The Bee‘s investigation also revealed a broad effort by corrections officials to hide the concerns of prisoners and of the department’s own experts.
Inmates believe that the letters of complaint they wrote to the state inspector general and FBI were never sent out by the prison–and if they pressed the issue, they said, they were subject to retaliation. Several state researchers also say that corrections official told them to to keep quiet about the abuse allegations, and to downplay and bury them in official reports.
State prison officials said Monday that they had dramatically broadened their investigation of alleged racism and cruelty by guards at the High Desert State Prison in Susanville. The move came in response, officials said, to a Bee investigation published Sunday and Monday about claims of abuse of prisoners in a special behavior modification program.
Investigative reporting has proved instrumental to exposing conditions in solitary confinement in several other cases, as well–notably Lance Tapley’s reporting on the Maine State Prison SHU, and Beth Hundsdorfer and George Pawlaczyk’s series on Tamms Supermax in Illinois. The reporting has spurred official investigations, or even policy changes or legislative actions.
It looks like the American Friends Service Committee–which has long opposed the torture of solitary confinement–may be hoping the same thing will happen in California.
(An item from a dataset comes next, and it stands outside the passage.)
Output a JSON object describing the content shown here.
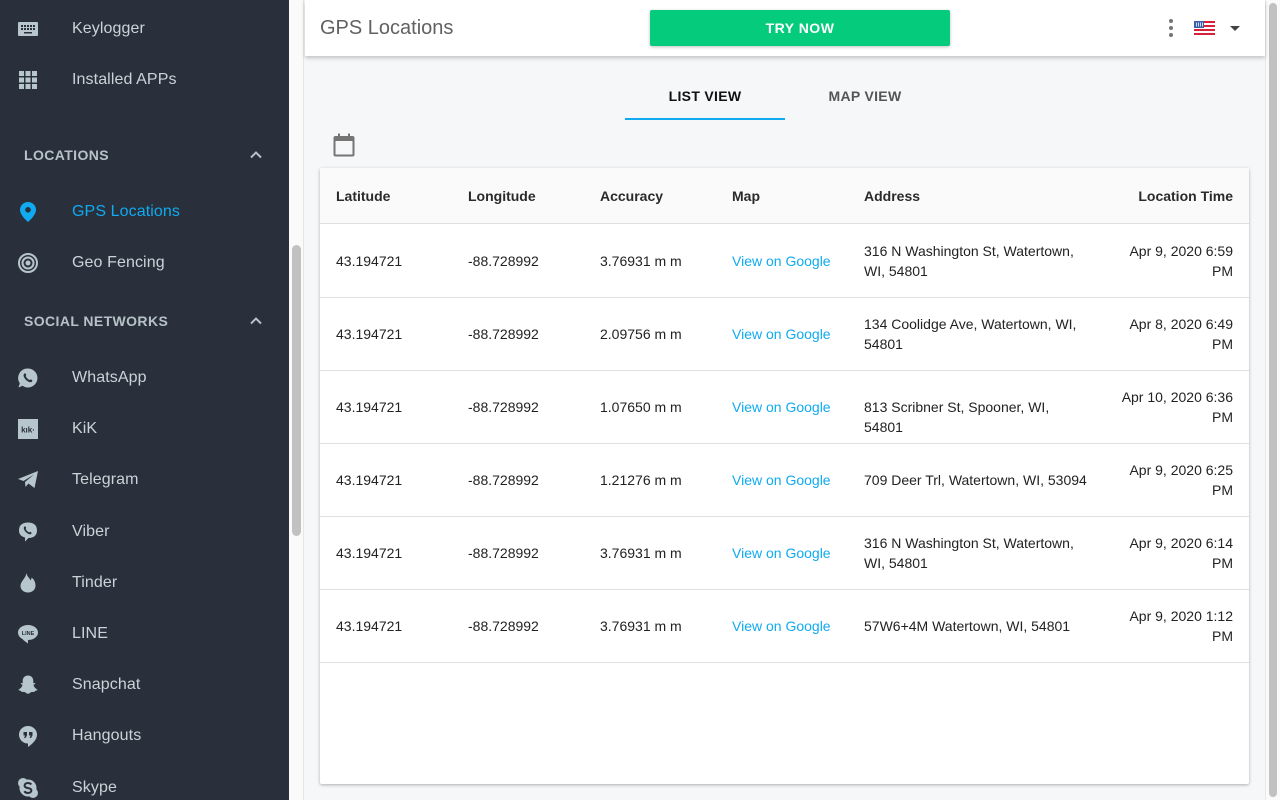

On Monday, the Sacramento Bee reports, the AFSC “challenged California legislators to look into the abuse allegations–and pushed for the behavior units to be sharply restricted.” (You can read AFSC’s press release here.) And on Tuesday two state senators sent a letter to Arnold Schwarzenegger stating their intent to “fully examine these allegations,” and requesting an immediate briefing by the corrections department.
* Security Housing Unit (or Special Housing Unit), Special Management Unit, Administrative Segregation Unit, Closed Cell Restricted, Communications Management Unit.